§ **Data for analysis**:
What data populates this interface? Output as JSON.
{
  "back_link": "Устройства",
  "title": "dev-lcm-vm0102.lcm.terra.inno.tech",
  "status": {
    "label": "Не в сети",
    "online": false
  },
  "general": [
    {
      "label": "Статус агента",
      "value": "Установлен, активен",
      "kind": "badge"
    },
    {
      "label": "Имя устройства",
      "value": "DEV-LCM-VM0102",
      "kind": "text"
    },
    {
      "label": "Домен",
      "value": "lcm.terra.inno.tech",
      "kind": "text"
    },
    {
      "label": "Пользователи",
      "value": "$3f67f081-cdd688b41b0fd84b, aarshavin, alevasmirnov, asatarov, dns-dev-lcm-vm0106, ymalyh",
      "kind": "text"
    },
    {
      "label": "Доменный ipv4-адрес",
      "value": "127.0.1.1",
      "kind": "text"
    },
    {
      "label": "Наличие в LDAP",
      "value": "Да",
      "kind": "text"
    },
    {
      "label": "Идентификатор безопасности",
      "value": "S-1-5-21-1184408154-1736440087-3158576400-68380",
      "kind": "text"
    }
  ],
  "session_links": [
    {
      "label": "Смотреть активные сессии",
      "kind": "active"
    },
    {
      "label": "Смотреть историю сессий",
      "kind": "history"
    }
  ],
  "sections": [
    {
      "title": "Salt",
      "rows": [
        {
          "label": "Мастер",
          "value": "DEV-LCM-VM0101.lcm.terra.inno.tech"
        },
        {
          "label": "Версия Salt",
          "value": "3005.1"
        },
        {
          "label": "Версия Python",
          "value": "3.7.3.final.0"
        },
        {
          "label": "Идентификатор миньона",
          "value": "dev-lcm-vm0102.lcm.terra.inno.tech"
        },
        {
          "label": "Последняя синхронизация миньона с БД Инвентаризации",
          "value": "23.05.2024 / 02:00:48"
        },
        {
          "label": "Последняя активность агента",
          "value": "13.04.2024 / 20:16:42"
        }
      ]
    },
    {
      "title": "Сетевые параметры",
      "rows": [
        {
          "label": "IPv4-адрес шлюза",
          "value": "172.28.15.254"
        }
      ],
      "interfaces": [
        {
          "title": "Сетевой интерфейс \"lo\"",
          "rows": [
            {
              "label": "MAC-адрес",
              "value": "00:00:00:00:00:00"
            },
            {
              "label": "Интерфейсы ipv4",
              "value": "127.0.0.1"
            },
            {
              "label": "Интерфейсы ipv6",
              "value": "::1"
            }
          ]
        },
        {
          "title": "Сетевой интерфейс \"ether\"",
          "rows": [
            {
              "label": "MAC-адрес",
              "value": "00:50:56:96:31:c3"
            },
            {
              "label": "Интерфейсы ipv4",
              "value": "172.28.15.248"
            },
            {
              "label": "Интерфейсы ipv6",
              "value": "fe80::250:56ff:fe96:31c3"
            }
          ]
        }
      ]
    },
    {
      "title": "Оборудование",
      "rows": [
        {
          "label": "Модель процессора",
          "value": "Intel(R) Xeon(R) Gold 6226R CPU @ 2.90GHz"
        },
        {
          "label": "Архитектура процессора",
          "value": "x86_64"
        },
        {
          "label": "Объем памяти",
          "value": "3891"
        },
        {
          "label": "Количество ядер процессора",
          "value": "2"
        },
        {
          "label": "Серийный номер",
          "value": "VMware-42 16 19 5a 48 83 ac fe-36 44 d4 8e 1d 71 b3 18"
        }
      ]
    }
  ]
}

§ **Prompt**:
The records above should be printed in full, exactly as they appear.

§ **Exercise output**:
What data populates this interface? Output as JSON.
{
  "back_link": "Устройства",
  "title": "dev-lcm-vm0102.lcm.terra.inno.tech",
  "status": {
    "label": "Не в сети",
    "online": false
  },
  "general": [
    {
      "label": "Статус агента",
      "value": "Установлен, активен",
      "kind": "badge"
    },
    {
      "label": "Имя устройства",
      "value": "DEV-LCM-VM0102",
      "kind": "text"
    },
    {
      "label": "Домен",
      "value": "lcm.terra.inno.tech",
      "kind": "text"
    },
    {
      "label": "Пользователи",
      "value": "$3f67f081-cdd688b41b0fd84b, aarshavin, alevasmirnov, asatarov, dns-dev-lcm-vm0106, ymalyh",
      "kind": "text"
    },
    {
      "label": "Доменный ipv4-адрес",
      "value": "127.0.1.1",
      "kind": "text"
    },
    {
      "label": "Наличие в LDAP",
      "value": "Да",
      "kind": "text"
    },
    {
      "label": "Идентификатор безопасности",
      "value": "S-1-5-21-1184408154-1736440087-3158576400-68380",
      "kind": "text"
    }
  ],
  "session_links": [
    {
      "label": "Смотреть активные сессии",
      "kind": "active"
    },
    {
      "label": "Смотреть историю сессий",
      "kind": "history"
    }
  ],
  "sections": [
    {
      "title": "Salt",
      "rows": [
        {
          "label": "Мастер",
          "value": "DEV-LCM-VM0101.lcm.terra.inno.tech"
        },
        {
          "label": "Версия Salt",
          "value": "3005.1"
        },
        {
          "label": "Версия Python",
          "value": "3.7.3.final.0"
        },
        {
          "label": "Идентификатор миньона",
          "value": "dev-lcm-vm0102.lcm.terra.inno.tech"
        },
        {
          "label": "Последняя синхронизация миньона с БД Инвентаризации",
          "value": "23.05.2024 / 02:00:48"
        },
        {
          "label": "Последняя активность агента",
          "value": "13.04.2024 / 20:16:42"
        }
      ]
    },
    {
      "title": "Сетевые параметры",
      "rows": [
        {
          "label": "IPv4-адрес шлюза",
          "value": "172.28.15.254"
        }
      ],
      "interfaces": [
        {
          "title": "Сетевой интерфейс \"lo\"",
          "rows": [
            {
              "label": "MAC-адрес",
              "value": "00:00:00:00:00:00"
            },
            {
              "label": "Интерфейсы ipv4",
              "value": "127.0.0.1"
            },
            {
              "label": "Интерфейсы ipv6",
              "value": "::1"
            }
          ]
        },
        {
          "title": "Сетевой интерфейс \"ether\"",
          "rows": [
            {
              "label": "MAC-адрес",
              "value": "00:50:56:96:31:c3"
            },
            {
              "label": "Интерфейсы ipv4",
              "value": "172.28.15.248"
            },
            {
              "label": "Интерфейсы ipv6",
              "value": "fe80::250:56ff:fe96:31c3"
            }
          ]
        }
      ]
    },
    {
      "title": "Оборудование",
      "rows": [
        {
          "label": "Модель процессора",
          "value": "Intel(R) Xeon(R) Gold 6226R CPU @ 2.90GHz"
        },
        {
          "label": "Архитектура процессора",
          "value": "x86_64"
        },
        {
          "label": "Объем памяти",
          "value": "3891"
        },
        {
          "label": "Количество ядер процессора",
          "value": "2"
        },
        {
          "label": "Серийный номер",
          "value": "VMware-42 16 19 5a 48 83 ac fe-36 44 d4 8e 1d 71 b3 18"
        }
      ]
    }
  ]
}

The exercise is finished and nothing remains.